However, keep in mind that building a BART station in Warm Springs has a positive effect on house prices for the entire area. As it stands now, the station will be built at the intersection of Warm Springs Rd. and Grimmer, which is approximately 5000 meters north of the Robson (and KB) development. Based on a study from UC Berkeley in 1990, homes in Alameda County located 5000 meters (3 miles) from a BART station sold for $40,000 more (20% at that time) than homes further than 25000 meters (15 miles) away. [see link below, page 22]

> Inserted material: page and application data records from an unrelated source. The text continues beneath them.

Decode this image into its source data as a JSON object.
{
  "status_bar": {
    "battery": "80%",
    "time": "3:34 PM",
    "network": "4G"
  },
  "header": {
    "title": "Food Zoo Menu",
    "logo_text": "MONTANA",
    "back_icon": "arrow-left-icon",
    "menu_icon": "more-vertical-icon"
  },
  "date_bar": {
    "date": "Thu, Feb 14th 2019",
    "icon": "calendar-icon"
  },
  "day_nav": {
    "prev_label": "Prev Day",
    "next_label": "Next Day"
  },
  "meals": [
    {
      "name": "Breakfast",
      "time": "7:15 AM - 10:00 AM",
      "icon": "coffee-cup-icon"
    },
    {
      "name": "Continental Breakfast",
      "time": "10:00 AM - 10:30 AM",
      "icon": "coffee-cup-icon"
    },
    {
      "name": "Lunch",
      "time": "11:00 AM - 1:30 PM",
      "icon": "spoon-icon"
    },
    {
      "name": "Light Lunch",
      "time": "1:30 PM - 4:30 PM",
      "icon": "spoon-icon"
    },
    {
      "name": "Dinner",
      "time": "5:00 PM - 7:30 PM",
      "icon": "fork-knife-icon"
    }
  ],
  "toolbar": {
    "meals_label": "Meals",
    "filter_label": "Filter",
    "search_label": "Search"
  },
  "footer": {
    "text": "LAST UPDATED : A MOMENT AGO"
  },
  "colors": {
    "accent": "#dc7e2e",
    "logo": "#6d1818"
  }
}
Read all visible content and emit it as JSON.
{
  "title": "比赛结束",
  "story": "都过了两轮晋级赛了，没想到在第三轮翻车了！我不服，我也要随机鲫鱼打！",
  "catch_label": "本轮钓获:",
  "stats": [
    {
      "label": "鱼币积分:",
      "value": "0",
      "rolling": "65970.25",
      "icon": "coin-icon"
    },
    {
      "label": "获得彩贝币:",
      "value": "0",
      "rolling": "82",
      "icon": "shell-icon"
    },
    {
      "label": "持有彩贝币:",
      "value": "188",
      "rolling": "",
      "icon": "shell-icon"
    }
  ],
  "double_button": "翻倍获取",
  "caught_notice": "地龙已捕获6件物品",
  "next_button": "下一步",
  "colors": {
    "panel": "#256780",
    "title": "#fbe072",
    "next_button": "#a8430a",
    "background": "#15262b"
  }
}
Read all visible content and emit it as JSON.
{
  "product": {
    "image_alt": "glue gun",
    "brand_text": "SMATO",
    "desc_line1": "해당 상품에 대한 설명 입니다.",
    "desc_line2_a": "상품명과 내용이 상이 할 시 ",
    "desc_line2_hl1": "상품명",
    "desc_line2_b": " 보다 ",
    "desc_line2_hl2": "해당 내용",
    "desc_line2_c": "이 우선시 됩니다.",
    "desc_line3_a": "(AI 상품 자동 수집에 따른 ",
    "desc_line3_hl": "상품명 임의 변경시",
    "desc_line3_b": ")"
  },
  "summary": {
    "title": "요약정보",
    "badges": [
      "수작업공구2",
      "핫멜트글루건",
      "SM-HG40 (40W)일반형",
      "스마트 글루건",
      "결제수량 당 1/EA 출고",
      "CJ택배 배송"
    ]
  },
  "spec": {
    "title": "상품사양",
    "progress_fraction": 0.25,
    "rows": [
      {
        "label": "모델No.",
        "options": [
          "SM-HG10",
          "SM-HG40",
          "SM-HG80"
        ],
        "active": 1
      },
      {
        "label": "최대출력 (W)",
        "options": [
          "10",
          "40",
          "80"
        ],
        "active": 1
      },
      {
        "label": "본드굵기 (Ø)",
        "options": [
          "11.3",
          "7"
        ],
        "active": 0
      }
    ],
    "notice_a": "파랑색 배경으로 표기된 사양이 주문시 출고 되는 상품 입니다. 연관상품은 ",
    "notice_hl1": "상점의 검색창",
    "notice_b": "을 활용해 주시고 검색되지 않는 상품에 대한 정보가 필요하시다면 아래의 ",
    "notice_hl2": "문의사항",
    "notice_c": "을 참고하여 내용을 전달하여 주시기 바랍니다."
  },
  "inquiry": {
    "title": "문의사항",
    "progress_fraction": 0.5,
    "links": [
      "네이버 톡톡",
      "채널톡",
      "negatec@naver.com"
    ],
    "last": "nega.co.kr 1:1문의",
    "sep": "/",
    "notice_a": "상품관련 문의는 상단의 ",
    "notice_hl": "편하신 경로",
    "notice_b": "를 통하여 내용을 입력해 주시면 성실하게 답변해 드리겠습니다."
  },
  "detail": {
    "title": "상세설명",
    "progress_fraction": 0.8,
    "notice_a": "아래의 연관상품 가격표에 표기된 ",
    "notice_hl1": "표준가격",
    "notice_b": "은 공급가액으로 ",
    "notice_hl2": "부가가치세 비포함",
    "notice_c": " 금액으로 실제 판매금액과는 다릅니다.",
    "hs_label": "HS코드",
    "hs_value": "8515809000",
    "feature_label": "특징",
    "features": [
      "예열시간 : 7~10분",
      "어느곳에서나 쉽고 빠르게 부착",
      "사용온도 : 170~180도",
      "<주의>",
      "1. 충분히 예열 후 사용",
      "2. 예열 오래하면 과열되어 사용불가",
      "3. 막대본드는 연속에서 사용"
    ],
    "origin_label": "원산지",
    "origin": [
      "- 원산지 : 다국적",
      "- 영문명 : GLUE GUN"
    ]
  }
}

This study also looked at differences in home prices for houses located less than 300 meters from BART *TRACKS* vs. greater than 300 meters, also in Alameda County and in 1990. They found no differences, which means that _on_average_, houses located within 300 meters of BART tracks didn't sell for less. In fact, in other California counties, the same was also true for San Jose's light rail, Sacramento's light rail, and the San Diego trolley - that is, proximity < 300m to transit tracks did not lower property values on average. The EXCEPTION was Caltrain in San Mateo County, where property values did drop near the tracks. This makes sense, since Caltrain is loud, noisy, and smelly, whereas the trains that use the Union Pacific tracks next to Robson/KB are very slow moving, and who knows how often they will come now that NUMMI has closed operations. The city already has plans approved to build and underpass at Kato Rd. to allow trains to cross without lights/bells, although this may allow trains to approach faster and generate more track noise.
Hope this helps.